KC: For me, it is food produced with anchovies. Growing up, I was like, “That sounds gross.” But now that I have developed up, anchovies are a single of my go-to pizza toppings. The salty, fishy flavor paired with the salty cheese and tomato sauce: chef’s kiss. Each time I designed pasta at property when I was young, I was just throwing in marinara or a jar of creamy sauce. But now do more of an oil-based pasta dish wherever I melt the anchovies with some garlic and chile flakes and then just toss pasta in it. Extremely straightforward, but so flavorful and very good.
JK: I imagine the major issues I have experienced with food stuff ended up your regular childhood icks — nearly anything fishy, nearly anything bitter. One particular flavor profile that I have the toughest time with, due to the fact I’ve received a seriously delicate nose, is something that’s also alkaline. Century eggs, mainly because they’ve been preserved in lye: This does not taste poor, but it physically hurts my nose. I nevertheless would eat it in any case. There is this Scandinavian preserved shark dish that seemingly is like that.
KC: Koreans have a dish like that way too, but it is built of skate wing. It just reeks of ammonia.
Kim, clearly you have incorporated food into your drag. We communicate about all these foodstuff from various ethnic and cultural traditions, and I’m curious if possibly of you believe there is these a detail as queer food stuff?
KC: The to start with thing I can imagine of is base-pleasant foods. There are basically a whole lot of diet programs and guidelines out there for men and women owning anal sexual intercourse. Superior fiber, no dairy.
JK: Brunch to me has an ingredient of queerness to it, simply for the reason that it is a regular time when you get with your picked out relatives users. The other thing is desserts — and not just because there’s a queer vibe to desserts, but I know so lots of cookie businesses and ice product providers that are headed by queer people. There is a little something about the pleasure driving them that is attractive. I feel staying queer lends you to getting fearless creatively, which displays in any way that you are trying to specific your self. I just come about to do it as a result of food. A great deal of what I do, I credit to currently being a queer individual because it liberates you to be cost-free from societal roadblocks normally linked with toxic masculinity. People aren’t as expressive when they never come to feel like they are authorized to be and queer men and women are just magically the reverse.

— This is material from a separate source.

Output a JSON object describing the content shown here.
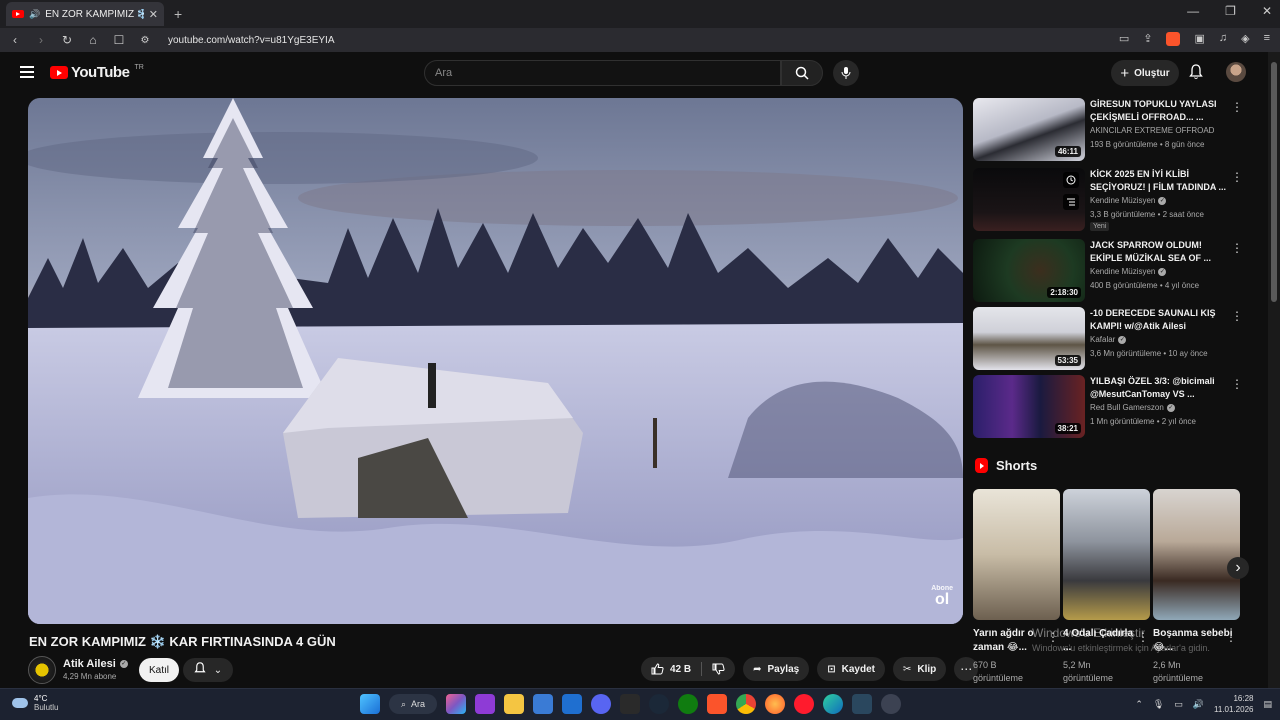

Your podcast is all about being passionate about food in all these distinctive means. What is your number 1 suggestion for becoming a lot more open-minded and curious about meals?
KC: My issue is to constantly solution every little thing with regard. Even if it’s an component or a taste mix that’s unfamiliar to you, really don’t ever say, “Oh, that’s disgusting,” due to the fact to somebody else, that is quite offensive. Just about every ingredient has a lifetime, and they give that existence to be consumed by you. Just handle it with regard that it justifies.
JK: What’s so wonderful about becoming an adventurous eater, when you are making an attempt new items frequently, is that if you really do not like something, that may possibly be a couple seconds of your life that you could not get pleasure from. But if you try some thing new and you conclusion up loving it, you’ve just found out a new enjoy, and you will enjoy it eternally. The hazard is absolutely well worth it, if just for the sake of that discovery. It’s a further resource of pleasure that you will normally have for the rest of your lifestyle.
KC: Also generating a personality out of not liking matters is so pathetic. Like, “I never like raspberries.” Why?
This interview has been edited and condensed for clarity.